In Marathon Entertainment, Inc. v. Blasi (2008) 42 Cal.4th 974, the Supreme Court examined the TAA. (Lab. Code, 1700 et seq.)
"In Hollywood, talent--the actors, directors, and writers, the Jimmy Stewarts, Frank Capras, and Billy Wilders who enrich our daily cultural lives--is represented by two groups of people: agents and managers. Agents procure roles; they put artists on the screen, on the stage, behind the camera; indeed, by law, only they may do so. Managers coordinate everything else; they counsel and advise, take care of business arrangements, and chart the course of an artist's career.
This division largely exists only in theory. the reality is not nearly so neat. the line dividing the functions of agents, who must be licensed, and of managers, who need not be, is often blurred and sometimes crossed." (Marathon, supra, at p. 980.)
"In Hollywood, talent agents act as intermediaries between the buyers and sellers of talent.
Generally speaking, an agent's focus is on the deal: on negotiating numerous short-term, project-specific engagements between buyers and sellers." (Id. at p. 983.)
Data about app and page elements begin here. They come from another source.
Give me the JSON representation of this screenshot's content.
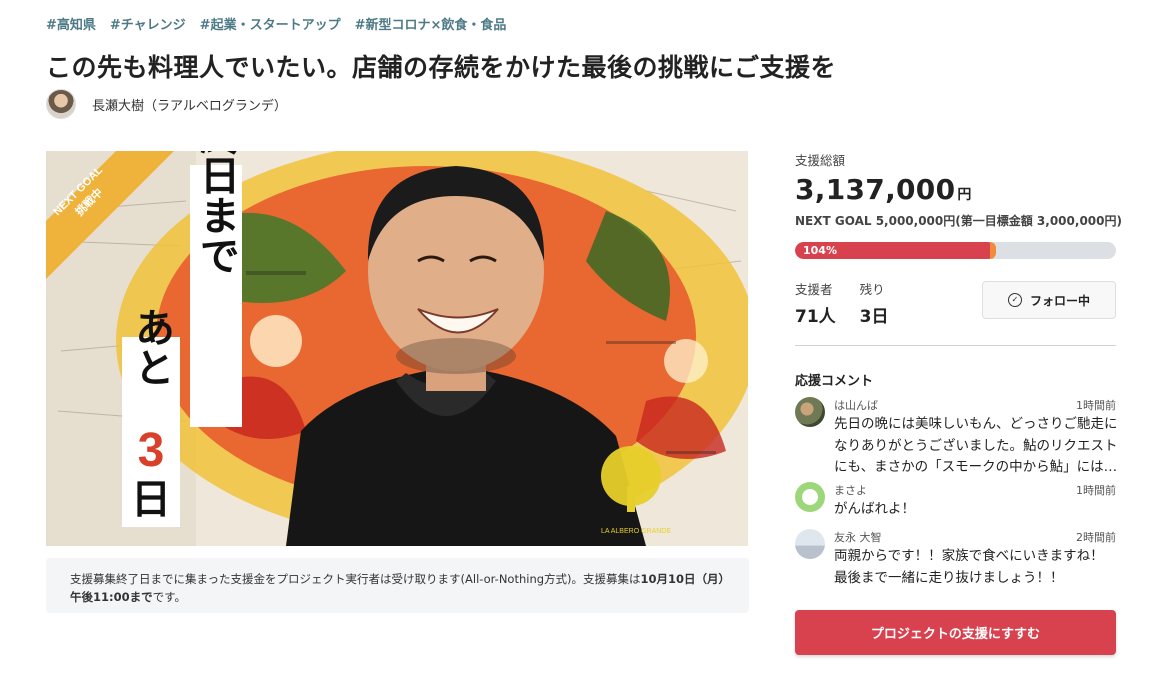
{
  "tags": [
    "#高知県",
    "#チャレンジ",
    "#起業・スタートアップ",
    "#新型コロナ×飲食・食品"
  ],
  "project": {
    "title": "この先も料理人でいたい。店舗の存続をかけた最後の挑戦にご支援を",
    "owner_name": "長瀬大樹（ラアルベログランデ）"
  },
  "hero": {
    "ribbon_line1": "NEXT GOAL",
    "ribbon_line2": "挑戦中",
    "banner_line1": "最終日まで",
    "banner_prefix": "あと",
    "banner_number": "3",
    "banner_suffix": "日",
    "logo_text": "LA ALBERO GRANDE"
  },
  "notice": {
    "text": "支援募集終了日までに集まった支援金をプロジェクト実行者は受け取ります(All-or-Nothing方式)。支援募集は",
    "deadline": "10月10日（月）午後11:00まで",
    "suffix": "です。"
  },
  "funding": {
    "total_label": "支援総額",
    "total_amount": "3,137,000",
    "currency_unit": "円",
    "next_goal_text": "NEXT GOAL 5,000,000円(第一目標金額 3,000,000円)",
    "progress_label": "104%",
    "progress_fraction": 0.627,
    "supporters_label": "支援者",
    "supporters_value": "71人",
    "remaining_label": "残り",
    "remaining_value": "3日",
    "follow_label": "フォロー中"
  },
  "comments": {
    "title": "応援コメント",
    "items": [
      {
        "name": "は山んば",
        "time": "1時間前",
        "lines": [
          "先日の晩には美味しいもん、どっさりご馳走に",
          "なりありがとうございました。鮎のリクエスト",
          "にも、まさかの「スモークの中から鮎」には…"
        ]
      },
      {
        "name": "まさよ",
        "time": "1時間前",
        "lines": [
          "がんばれよ！"
        ]
      },
      {
        "name": "友永 大智",
        "time": "2時間前",
        "lines": [
          "両親からです！！家族で食べにいきますね！",
          "最後まで一緒に走り抜けましょう！！"
        ]
      }
    ]
  },
  "cta": {
    "label": "プロジェクトの支援にすすむ"
  },
  "colors": {
    "accent": "#d8424f",
    "tag": "#4d7a86",
    "ribbon": "#efb23a",
    "progress_tip": "#f28a3c"
  }
}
"'Personal managers primarily advise, counsel, direct, and coordinate the development of the artist's career. They advise in both business and personal matters, frequently lend money to young artists, and serve as spokespersons for the artists.'" (Id. at p. 984.)
The TAA regulates talent agencies. Its "roots extend back to 1913, when the Legislature ... imposed the first licensing requirements for employment agents.
From an early time, the Legislature was concerned that those representing aspiring artists might take advantage of them, whether by concealing conflicts of interest when agents split fees with the venues where they booked their clients, or by sending clients to houses of ill repute under the guise of providing 'employment opportunities.'
Exploitation of artists by representatives has remained the Act's central concern through subsequent incarnations to the present day." (Marathon, supra, 42 Cal.4th at p. 984, citing, among others, Buchwald v. Superior Court, 254 Cal.App.2d at p. 357.)
The TAA defines talent agencies as "persons or corporations that procure professional 'employment or engagements' citation for creative or performing 'artists' citation in the entertainment media, including theater, movies, radio, and television citation."
The TAA "requires anyone who solicits or procures artistic employment or engagements for artists to obtain a talent agency license. (Lab. Code, 1700.4, 1700.5.)" (Marathon, supra, 42 Cal.4th at p. 985.)
"No separate analogous licensing or regulatory scheme extends to personal managers. (Waisbren v. Peppercorn Productions, Inc., supra, 41 Cal.App.4th at p. 252.)" (Marathon, supra, at p. 985.)